Padilla, Becerra, and Martinez share at least one thing in common. They are all the children of immigrants, achieving or striving to achieve things that their parents might not have thought was possible for their family. While Becerra and Padilla have reached the end of their figurative map, they both recognize that simply getting to the other side of it isn’t enough.
“That's the beginning, that the door has been cracked open,” Becerra said. “Somebody’s got to try to hold it there, so others have an opportunity. It's as I said, I'm getting to see things that my parents never got to see over that horizon.”
In a word, Becerra says its about “ganas.” In a simple translation, it means desire. But to Becerra, there’s more to it.
“To me, it's guts, grits and game put together. And hopefully, that's one thing I bring whether it's as Secretary of Health and Human Services or as the California Attorney General in the past or as a member of Congress before. I hope what I can say is that one thing I leave is what Xaver Becerra got from his parents, and that’s ‘ganas.’”
It's a sentiment that echoes with the words that Padilla heard from his padrino, or godfather, the day after he won a seat on the LA City Council. Padilla visited his uncle, who he described as being "calm, cool and collected" when he told him something that he'd never forget.
“He congratulated me but then tells me in Spanish, 'Bueno hijo, ahora, vay que complir.' Congratulations, but now you go to do the work.

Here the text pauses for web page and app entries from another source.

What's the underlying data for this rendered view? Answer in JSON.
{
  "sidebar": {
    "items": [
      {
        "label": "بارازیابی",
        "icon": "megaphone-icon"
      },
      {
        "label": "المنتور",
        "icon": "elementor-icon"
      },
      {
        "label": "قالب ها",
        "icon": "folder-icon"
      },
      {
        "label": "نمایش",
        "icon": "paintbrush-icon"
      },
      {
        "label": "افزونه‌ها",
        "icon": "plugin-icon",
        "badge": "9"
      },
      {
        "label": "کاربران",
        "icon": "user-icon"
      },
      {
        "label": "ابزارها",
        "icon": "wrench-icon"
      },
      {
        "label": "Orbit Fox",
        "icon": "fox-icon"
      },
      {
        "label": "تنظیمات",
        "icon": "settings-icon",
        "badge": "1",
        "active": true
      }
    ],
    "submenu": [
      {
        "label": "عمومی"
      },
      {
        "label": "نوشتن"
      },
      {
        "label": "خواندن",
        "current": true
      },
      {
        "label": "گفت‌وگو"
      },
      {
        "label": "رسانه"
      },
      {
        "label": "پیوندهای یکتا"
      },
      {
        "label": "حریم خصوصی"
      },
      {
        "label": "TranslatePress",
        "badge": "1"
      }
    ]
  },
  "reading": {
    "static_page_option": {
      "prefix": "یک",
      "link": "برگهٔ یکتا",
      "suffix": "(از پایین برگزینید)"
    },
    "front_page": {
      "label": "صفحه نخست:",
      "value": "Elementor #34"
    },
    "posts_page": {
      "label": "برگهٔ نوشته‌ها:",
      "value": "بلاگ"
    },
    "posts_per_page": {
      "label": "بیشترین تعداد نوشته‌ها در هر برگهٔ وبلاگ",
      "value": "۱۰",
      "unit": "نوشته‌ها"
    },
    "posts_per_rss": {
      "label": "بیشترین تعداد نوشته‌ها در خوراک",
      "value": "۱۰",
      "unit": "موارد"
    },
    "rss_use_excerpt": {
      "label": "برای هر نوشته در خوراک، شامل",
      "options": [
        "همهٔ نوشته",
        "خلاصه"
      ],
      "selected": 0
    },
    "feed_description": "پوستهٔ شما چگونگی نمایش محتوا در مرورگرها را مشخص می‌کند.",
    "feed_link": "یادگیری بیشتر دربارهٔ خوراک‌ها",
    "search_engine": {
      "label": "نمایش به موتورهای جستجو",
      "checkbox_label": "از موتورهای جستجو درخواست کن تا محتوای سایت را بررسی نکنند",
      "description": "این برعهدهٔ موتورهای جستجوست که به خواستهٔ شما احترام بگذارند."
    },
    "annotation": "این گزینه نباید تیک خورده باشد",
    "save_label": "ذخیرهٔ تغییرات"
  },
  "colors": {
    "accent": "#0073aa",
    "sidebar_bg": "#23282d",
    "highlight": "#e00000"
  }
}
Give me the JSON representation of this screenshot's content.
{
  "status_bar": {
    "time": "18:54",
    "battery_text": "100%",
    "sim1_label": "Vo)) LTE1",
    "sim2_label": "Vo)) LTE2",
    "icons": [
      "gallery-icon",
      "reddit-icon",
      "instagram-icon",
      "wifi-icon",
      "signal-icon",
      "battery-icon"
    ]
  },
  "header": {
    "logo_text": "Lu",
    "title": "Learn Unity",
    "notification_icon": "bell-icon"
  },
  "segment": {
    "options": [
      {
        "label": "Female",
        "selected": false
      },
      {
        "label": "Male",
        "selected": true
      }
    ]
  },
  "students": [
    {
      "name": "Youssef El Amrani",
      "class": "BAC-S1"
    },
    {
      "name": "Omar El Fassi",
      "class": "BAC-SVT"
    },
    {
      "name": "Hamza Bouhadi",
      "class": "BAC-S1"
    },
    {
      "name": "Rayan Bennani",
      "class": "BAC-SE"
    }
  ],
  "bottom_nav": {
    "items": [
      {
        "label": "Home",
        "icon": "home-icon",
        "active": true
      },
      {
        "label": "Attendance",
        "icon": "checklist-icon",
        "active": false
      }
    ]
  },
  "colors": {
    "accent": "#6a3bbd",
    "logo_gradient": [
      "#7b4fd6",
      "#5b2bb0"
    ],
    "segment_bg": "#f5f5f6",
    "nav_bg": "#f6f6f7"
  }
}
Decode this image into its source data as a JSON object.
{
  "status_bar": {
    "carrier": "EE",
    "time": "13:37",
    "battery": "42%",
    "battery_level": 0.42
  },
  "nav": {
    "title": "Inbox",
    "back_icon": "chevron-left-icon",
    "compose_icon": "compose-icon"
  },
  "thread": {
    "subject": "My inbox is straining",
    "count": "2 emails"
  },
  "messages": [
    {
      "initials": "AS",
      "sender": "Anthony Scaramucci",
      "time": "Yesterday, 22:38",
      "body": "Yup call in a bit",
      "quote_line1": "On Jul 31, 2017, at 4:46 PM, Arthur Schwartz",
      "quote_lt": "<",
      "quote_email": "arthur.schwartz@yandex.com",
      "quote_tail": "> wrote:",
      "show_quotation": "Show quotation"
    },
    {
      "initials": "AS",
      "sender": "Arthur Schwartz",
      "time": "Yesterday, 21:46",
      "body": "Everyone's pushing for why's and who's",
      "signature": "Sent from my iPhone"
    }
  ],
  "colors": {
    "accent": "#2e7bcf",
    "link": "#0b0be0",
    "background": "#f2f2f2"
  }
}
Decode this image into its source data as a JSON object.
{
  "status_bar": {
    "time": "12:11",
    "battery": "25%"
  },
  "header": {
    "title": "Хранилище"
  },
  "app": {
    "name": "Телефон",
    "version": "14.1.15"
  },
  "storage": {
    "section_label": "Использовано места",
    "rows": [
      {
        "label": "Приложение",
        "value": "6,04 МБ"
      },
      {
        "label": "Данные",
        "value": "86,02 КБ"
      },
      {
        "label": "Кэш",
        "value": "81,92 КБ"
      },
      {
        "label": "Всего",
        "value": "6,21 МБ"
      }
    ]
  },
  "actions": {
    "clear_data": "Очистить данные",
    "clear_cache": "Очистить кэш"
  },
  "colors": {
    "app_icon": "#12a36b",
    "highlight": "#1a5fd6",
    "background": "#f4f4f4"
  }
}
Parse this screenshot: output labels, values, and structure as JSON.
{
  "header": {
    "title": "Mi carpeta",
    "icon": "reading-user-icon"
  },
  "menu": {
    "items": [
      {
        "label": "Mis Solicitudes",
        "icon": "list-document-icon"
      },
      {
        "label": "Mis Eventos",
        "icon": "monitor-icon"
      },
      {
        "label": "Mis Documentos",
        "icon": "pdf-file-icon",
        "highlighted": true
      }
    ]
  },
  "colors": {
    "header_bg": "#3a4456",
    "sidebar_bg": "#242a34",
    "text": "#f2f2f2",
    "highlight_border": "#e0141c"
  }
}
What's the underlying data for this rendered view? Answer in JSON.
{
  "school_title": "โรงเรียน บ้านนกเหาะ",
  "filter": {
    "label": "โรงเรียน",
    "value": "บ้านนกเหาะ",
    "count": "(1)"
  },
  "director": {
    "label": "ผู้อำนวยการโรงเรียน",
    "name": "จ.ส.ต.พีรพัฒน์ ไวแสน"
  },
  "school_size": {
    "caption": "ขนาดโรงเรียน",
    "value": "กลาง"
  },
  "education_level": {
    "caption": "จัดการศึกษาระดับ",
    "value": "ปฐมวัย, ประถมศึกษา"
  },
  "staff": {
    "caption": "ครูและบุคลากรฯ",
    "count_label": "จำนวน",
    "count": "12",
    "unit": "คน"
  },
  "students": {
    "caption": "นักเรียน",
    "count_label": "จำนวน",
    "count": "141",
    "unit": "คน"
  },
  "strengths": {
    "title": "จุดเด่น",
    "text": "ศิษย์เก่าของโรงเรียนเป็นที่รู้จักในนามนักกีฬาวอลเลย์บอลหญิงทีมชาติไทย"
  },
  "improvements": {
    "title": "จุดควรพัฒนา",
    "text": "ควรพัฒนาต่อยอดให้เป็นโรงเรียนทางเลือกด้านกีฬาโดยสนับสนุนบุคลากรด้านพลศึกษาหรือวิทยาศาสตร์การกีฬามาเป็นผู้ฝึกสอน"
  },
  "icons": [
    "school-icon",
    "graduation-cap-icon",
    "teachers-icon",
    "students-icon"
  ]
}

All the things you promised, now it’s time to deliver,’” Padilla said.
“When you're the first Latino to do something, that's an important milestone to be celebrated, like I said, but more important is what you do with that opportunity. The only way people's lives get better is if I'm able to deliver on what we set out to do,” he added.
He said that if he’s able to make the pathway a little bit clearer for others and maybe even a little bit more real for them, then that’s part of the responsibility he'll carry. Becerra likewise said that he hopes to hold the door open for more people to succeed and help others do more than what they thought possible.
And for at least one undergraduate, from the city of Turlock, they did.
“As you see several people like take charge and become leaders… you see, some of them are Latinos who shared similar stories to, personally, to myself. And I'm like, okay, it really doesn't matter where you come from, where your background is. The possibilities are endless. It's just your willingness to pursue your dream,” Martinez said.
She said that people like Becerra and Padilla are paving the way for their generation and setting up role models for college students like herself.
Padilla said this is only the first step, but the opportunity is there now. And Becerra hopes others will follow.
“Celebrate, enjoy, and understand what it means to celebrate Hispanic Heritage Month in a country that lets us all celebrate, because it does give us a chance to dream and look over that horizon,” Becerra said.